** Opening Extracted material block **

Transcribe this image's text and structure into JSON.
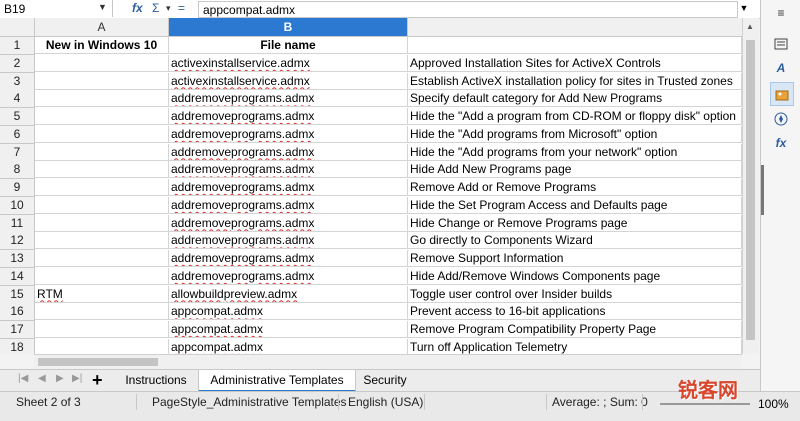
{
  "formula_bar": {
    "cell_ref": "B19",
    "fx_symbol": "fx",
    "sum_symbol": "Σ",
    "dropdown_symbol": "▾",
    "equals_symbol": "=",
    "content": "appcompat.admx"
  },
  "columns": [
    "A",
    "B"
  ],
  "rows": [
    {
      "num": "1",
      "a": "New in Windows 10",
      "b": "File name",
      "c": ""
    },
    {
      "num": "2",
      "a": "",
      "b": "activexinstallservice.admx",
      "c": "Approved Installation Sites for ActiveX Controls"
    },
    {
      "num": "3",
      "a": "",
      "b": "activexinstallservice.admx",
      "c": "Establish ActiveX installation policy for sites in Trusted zones"
    },
    {
      "num": "4",
      "a": "",
      "b": "addremoveprograms.admx",
      "c": "Specify default category for Add New Programs"
    },
    {
      "num": "5",
      "a": "",
      "b": "addremoveprograms.admx",
      "c": "Hide the \"Add a program from CD-ROM or floppy disk\" option"
    },
    {
      "num": "6",
      "a": "",
      "b": "addremoveprograms.admx",
      "c": "Hide the \"Add programs from Microsoft\" option"
    },
    {
      "num": "7",
      "a": "",
      "b": "addremoveprograms.admx",
      "c": "Hide the \"Add programs from your network\" option"
    },
    {
      "num": "8",
      "a": "",
      "b": "addremoveprograms.admx",
      "c": "Hide Add New Programs page"
    },
    {
      "num": "9",
      "a": "",
      "b": "addremoveprograms.admx",
      "c": "Remove Add or Remove Programs"
    },
    {
      "num": "10",
      "a": "",
      "b": "addremoveprograms.admx",
      "c": "Hide the Set Program Access and Defaults page"
    },
    {
      "num": "11",
      "a": "",
      "b": "addremoveprograms.admx",
      "c": "Hide Change or Remove Programs page"
    },
    {
      "num": "12",
      "a": "",
      "b": "addremoveprograms.admx",
      "c": "Go directly to Components Wizard"
    },
    {
      "num": "13",
      "a": "",
      "b": "addremoveprograms.admx",
      "c": "Remove Support Information"
    },
    {
      "num": "14",
      "a": "",
      "b": "addremoveprograms.admx",
      "c": "Hide Add/Remove Windows Components page"
    },
    {
      "num": "15",
      "a": "RTM",
      "b": "allowbuildpreview.admx",
      "c": "Toggle user control over Insider builds"
    },
    {
      "num": "16",
      "a": "",
      "b": "appcompat.admx",
      "c": "Prevent access to 16-bit applications"
    },
    {
      "num": "17",
      "a": "",
      "b": "appcompat.admx",
      "c": "Remove Program Compatibility Property Page"
    },
    {
      "num": "18",
      "a": "",
      "b": "appcompat.admx",
      "c": "Turn off Application Telemetry"
    }
  ],
  "sheet_tabs": [
    "Instructions",
    "Administrative Templates",
    "Security"
  ],
  "active_tab": "Administrative Templates",
  "add_sheet_symbol": "+",
  "status": {
    "sheet": "Sheet 2 of 3",
    "page_style": "PageStyle_Administrative Templates",
    "language": "English (USA)",
    "summary": "Average: ; Sum: 0",
    "zoom": "100%"
  },
  "sidebar_icons": [
    "properties-icon",
    "styles-icon",
    "gallery-icon",
    "navigator-icon",
    "functions-icon"
  ],
  "sidebar_fx": "fx",
  "watermark": "锐客网",
  "accent_color": "#2b79d1"
}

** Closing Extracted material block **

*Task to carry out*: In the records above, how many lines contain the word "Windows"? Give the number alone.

*Solution*: 2